Since 2005 more than 35,000 illegal African immigrants have reached Israel via Egypt, most with the help of paid Bedouin traffickers who helped those who approached them in return for an agreed fee.
But in early 2010 the traffickers began picking up Eritrean asylum seekers, whether or not they wanted to be taken anywhere, and transporting through the Sinai towards the Israeli border, according to reports by Physicians for Human Rights-Israel (PHR) and Hotline for Migrant Workers.
The charities, both basing their evidence on interviews conducted with asylum seekers they are helping, reported that the traffickers hold the Eritreans to ransom in cruel and violent conditions, extracting money from friends or relations abroad before agreeing to release them.
More than 86 women told PHR that they had been raped, the organisation revealed. Some 59 per cent of the trafficked individuals it interviewed were held under guard or shackled to each other, and 52 per cent were subjected to physical abuse.
The Hotline for Migrant Workers received testimonies saying that, in some cases, the traffickers have used people as construction slaves.

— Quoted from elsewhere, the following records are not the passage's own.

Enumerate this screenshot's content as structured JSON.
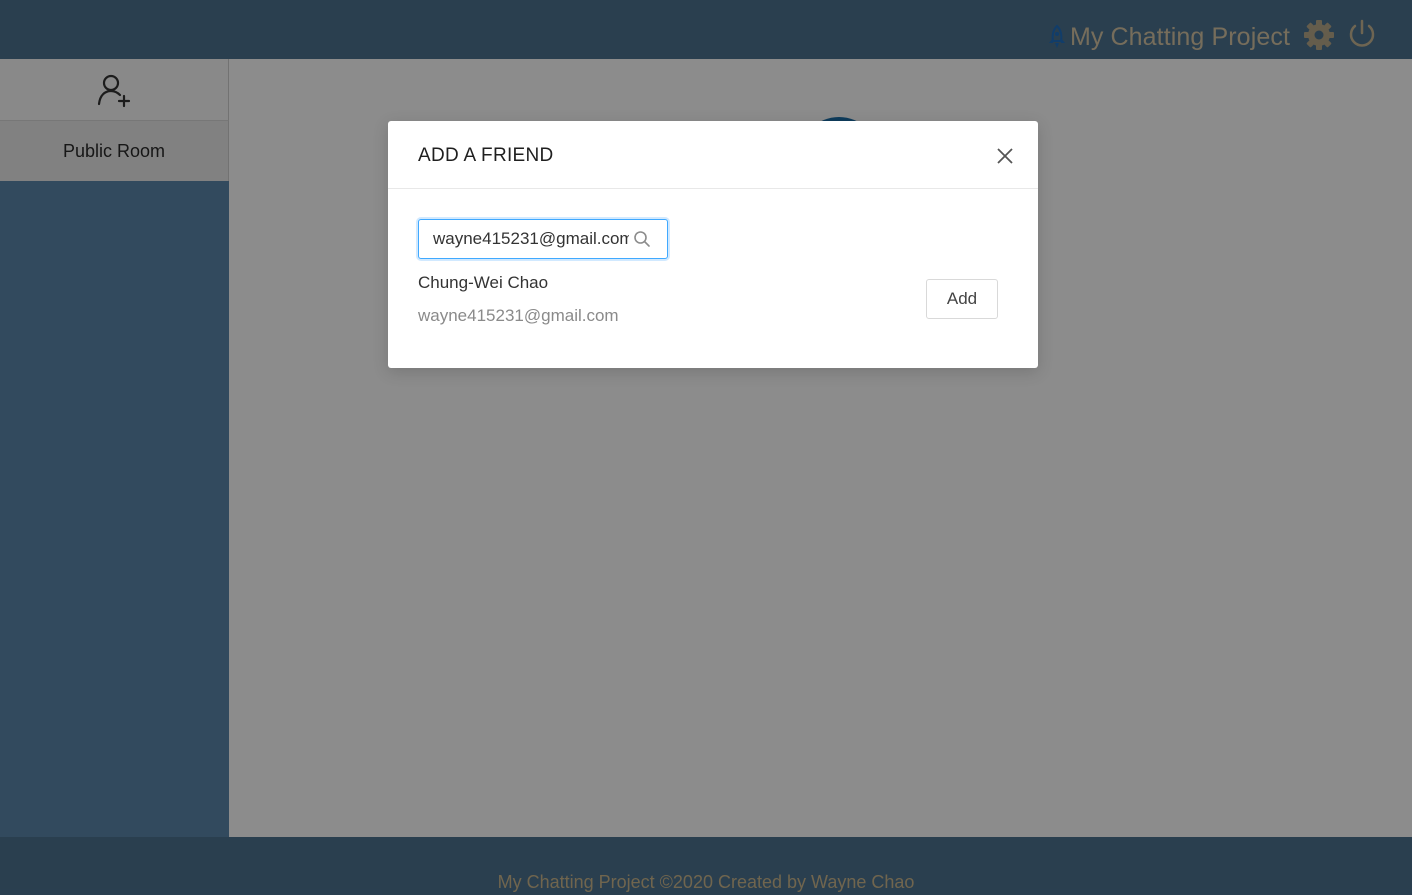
{
  "header": {
    "app_title": "My Chatting Project",
    "logo_icon": "rocket-icon",
    "settings_icon": "gear-icon",
    "logout_icon": "power-icon"
  },
  "sidebar": {
    "add_friend_icon": "add-user-icon",
    "rooms": [
      {
        "label": "Public Room"
      }
    ]
  },
  "modal": {
    "title": "ADD A FRIEND",
    "close_icon": "close-icon",
    "search": {
      "value": "wayne415231@gmail.com",
      "icon": "search-icon"
    },
    "result": {
      "name": "Chung-Wei Chao",
      "email": "wayne415231@gmail.com",
      "action_label": "Add"
    }
  },
  "footer": {
    "text": "My Chatting Project ©2020 Created by Wayne Chao"
  },
  "colors": {
    "header_bg": "#4d7391",
    "brand_text": "#d8c7a7",
    "focus_border": "#40a9ff"
  }
}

It found that in December people were being held for an average of three months.